Stored data
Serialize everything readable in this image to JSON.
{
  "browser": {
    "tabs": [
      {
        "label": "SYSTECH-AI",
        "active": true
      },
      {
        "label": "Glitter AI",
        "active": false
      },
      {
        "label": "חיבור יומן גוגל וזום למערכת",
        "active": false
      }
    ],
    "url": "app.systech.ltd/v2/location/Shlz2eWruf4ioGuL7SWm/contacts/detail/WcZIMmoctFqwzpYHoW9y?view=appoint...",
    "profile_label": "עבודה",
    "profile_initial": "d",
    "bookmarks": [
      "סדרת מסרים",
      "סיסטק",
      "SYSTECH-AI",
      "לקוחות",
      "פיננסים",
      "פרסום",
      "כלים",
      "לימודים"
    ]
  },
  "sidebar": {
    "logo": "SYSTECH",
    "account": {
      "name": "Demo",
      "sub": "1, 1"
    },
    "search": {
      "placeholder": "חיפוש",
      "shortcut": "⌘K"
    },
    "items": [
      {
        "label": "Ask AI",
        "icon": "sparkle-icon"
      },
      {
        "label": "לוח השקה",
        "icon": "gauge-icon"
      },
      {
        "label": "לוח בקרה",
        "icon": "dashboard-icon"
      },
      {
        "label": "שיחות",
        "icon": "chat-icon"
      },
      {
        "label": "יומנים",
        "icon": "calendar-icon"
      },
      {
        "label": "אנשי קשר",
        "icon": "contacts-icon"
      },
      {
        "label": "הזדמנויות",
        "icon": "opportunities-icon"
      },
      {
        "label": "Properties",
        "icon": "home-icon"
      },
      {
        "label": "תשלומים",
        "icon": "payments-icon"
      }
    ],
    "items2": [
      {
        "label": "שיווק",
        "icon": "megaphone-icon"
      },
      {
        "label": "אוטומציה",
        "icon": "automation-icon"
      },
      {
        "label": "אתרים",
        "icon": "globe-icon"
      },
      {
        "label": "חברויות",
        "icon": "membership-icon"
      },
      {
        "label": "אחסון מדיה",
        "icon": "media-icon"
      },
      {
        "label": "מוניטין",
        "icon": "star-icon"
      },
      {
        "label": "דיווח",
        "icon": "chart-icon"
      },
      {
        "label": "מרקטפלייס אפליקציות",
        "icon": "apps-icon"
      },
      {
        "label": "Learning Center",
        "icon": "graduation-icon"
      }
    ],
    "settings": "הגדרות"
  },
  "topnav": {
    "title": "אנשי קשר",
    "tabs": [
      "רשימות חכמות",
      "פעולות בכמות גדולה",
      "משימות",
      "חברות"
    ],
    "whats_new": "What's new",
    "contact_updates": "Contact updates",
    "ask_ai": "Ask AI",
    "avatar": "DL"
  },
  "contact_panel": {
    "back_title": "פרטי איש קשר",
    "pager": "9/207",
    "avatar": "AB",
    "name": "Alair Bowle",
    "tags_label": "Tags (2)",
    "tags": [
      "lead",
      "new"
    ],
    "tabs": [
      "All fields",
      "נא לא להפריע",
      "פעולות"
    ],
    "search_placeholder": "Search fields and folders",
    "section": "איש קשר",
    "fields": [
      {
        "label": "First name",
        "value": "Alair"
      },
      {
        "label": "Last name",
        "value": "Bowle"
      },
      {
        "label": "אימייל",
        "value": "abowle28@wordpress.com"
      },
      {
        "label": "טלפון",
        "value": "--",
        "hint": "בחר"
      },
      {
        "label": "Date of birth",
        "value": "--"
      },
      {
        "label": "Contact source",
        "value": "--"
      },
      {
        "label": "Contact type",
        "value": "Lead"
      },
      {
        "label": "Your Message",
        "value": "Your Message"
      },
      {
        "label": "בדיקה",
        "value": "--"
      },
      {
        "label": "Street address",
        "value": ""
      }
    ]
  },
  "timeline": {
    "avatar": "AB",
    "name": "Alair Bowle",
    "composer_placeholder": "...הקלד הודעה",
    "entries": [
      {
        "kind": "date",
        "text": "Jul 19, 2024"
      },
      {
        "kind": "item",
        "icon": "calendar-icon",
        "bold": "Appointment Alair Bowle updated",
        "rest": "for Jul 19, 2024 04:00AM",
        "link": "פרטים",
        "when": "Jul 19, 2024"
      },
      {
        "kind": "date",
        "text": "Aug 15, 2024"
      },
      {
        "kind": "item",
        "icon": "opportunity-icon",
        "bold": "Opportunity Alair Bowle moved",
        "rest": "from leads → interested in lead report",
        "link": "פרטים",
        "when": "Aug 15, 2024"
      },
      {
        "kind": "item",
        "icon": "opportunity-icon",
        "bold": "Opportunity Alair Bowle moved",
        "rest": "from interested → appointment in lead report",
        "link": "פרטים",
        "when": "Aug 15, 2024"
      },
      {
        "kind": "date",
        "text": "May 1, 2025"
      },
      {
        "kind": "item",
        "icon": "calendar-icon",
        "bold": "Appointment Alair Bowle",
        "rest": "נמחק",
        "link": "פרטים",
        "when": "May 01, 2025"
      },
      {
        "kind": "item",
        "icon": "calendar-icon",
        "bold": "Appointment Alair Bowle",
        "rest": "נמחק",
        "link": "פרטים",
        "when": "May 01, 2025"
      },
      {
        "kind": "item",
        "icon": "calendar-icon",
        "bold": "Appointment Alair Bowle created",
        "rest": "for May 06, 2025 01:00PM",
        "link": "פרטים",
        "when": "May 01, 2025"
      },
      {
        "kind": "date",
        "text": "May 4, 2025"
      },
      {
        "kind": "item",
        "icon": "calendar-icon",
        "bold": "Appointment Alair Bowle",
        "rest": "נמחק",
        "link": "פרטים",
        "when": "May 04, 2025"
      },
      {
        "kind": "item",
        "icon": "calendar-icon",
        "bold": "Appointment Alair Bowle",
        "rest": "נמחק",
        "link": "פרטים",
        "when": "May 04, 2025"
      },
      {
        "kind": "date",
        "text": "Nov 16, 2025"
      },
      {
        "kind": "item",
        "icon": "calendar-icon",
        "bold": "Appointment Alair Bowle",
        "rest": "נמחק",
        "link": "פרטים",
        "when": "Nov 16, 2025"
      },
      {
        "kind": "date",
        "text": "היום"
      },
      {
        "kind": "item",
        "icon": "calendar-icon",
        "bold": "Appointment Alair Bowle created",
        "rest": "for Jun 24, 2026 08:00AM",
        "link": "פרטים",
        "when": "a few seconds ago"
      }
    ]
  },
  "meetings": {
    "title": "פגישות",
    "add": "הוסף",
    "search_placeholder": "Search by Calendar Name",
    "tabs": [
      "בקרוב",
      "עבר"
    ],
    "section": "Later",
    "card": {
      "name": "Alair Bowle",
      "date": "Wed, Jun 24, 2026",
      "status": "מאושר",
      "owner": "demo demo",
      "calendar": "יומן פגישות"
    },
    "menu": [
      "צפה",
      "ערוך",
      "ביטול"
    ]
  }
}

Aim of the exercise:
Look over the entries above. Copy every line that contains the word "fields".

Task answer:
      "All fields",
    "search_placeholder": "Search fields and folders",
    "fields": [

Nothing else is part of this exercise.